# Available data:
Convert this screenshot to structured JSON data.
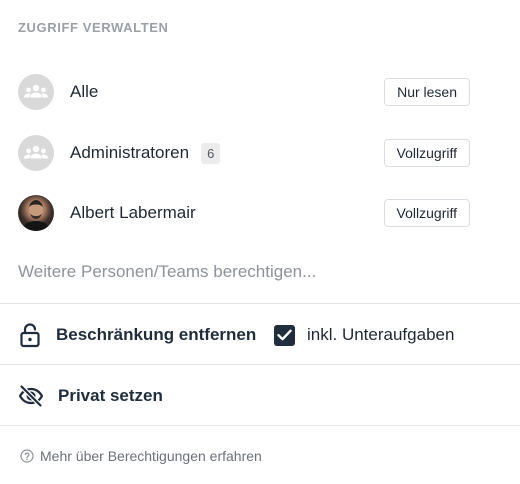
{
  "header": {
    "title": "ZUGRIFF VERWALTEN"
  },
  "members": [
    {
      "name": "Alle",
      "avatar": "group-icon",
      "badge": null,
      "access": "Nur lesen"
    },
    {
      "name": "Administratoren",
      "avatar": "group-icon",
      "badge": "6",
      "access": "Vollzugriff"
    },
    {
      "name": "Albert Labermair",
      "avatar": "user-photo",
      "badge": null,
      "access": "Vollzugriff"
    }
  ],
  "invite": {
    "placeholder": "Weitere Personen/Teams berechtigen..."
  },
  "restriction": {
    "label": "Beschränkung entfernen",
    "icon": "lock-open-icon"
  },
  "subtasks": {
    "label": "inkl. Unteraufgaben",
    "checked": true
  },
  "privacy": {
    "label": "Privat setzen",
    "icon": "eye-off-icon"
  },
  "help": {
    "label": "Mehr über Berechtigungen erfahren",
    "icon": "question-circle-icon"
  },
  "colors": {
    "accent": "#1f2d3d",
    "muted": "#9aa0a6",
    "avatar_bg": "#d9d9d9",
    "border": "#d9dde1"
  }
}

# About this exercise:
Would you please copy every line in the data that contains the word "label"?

# Answer area:
    "label": "Beschränkung entfernen",
    "label": "inkl. Unteraufgaben",
    "label": "Privat setzen",
    "label": "Mehr über Berechtigungen erfahren",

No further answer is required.